• MDH, in conjunction with the Minnesota
Section of American Water Works Association, began the first of a series of
Drinking Water Institutes, designed for Minnesota teachers for the purpose of
having them write curriculum for their classrooms on drinking water. The
following year, this program received a national education award from American
Water Works Association.
currently has 8,038 public water systems, broken down into:
956 community water systems
596 noncommunity nontransient systems
6,486 noncommunity transient systems
Collection of more than
35,000 samples per year
Sample sets collected during fiscal year 2000
705 synthetic organic chemicals
1,066 volatile organic chemicals
841 inorganic chemicals
907 radiological chemicals
18,000 total coliform
75-80 located in Metro office and 8 district offices
currently provide training for approximately 1,000 operators per year and have
3,604 certified operators.
fiscal year 2001, 292 people took certification exams, 246 operator certificates
were issued, and 472 operator certificates were renewed.
Drinking Water Revolving Fund: To date,
the program has distributed $126,860,702 in loans to 51 communities for 118
projects. The Intended Use Plan for fiscal year 2002 contains $102,173,996 of
loan requests from 51 communities for 85 projects.
of construction plans for public water systems: 1,111 were reviewed in 2000.
Drinking Water Act, Source Water Protection
Water Operator Certification
$5.21 Service Connection Fee
Drinking Water Revolving Fund-Public Facilities Authority
Source Water Protection

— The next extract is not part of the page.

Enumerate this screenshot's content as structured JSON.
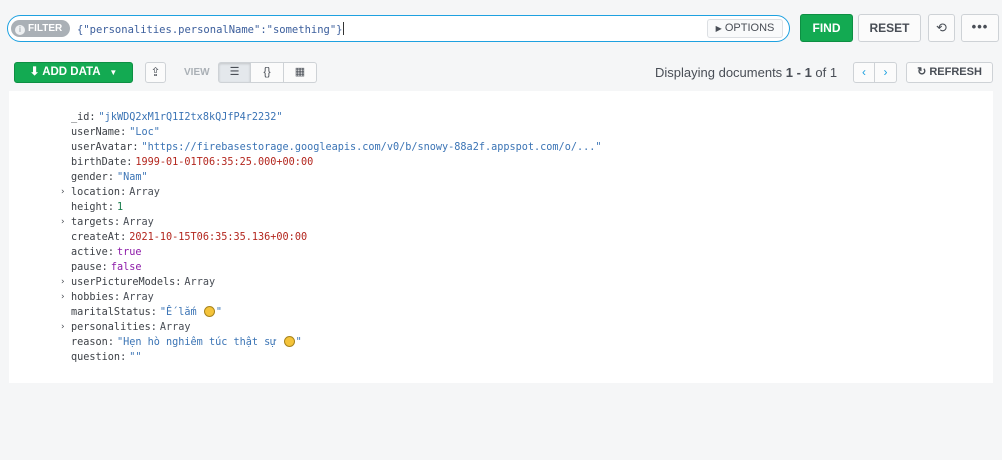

Safe Drinking Water Act
Water Operator Certification
Source Water Protection
Parts 141, 142, and 143 (Federal Safe Drinking Water Act)
Drinking Water Act Rules
Volatile Organic Contaminants
Synthetic Organic Contaminants
Surface Water Treatment
Interim Enhanced Surface Water Treatment
Long-term Surface Water Treatment 1
Long-term Surface Water Treatment 2
Disinfection/Disinfection By-products stage 1
Disinfection/Disinfection By-products stage 2
Filter Backwash Recycling
Consumer Confidence Reports Public Notification Rule
Variance and Exemption Rule
Unregulated Contaminant Monitoring
Source Water Protection
Underground Injection Control, Class V
Drinking Water Revolving Loan Fund Infrastructure Needs Survey
Treatment Technology List
Rules Promulgated or Revised Since 1996
Pb & Cu
Consumer Confidence Reports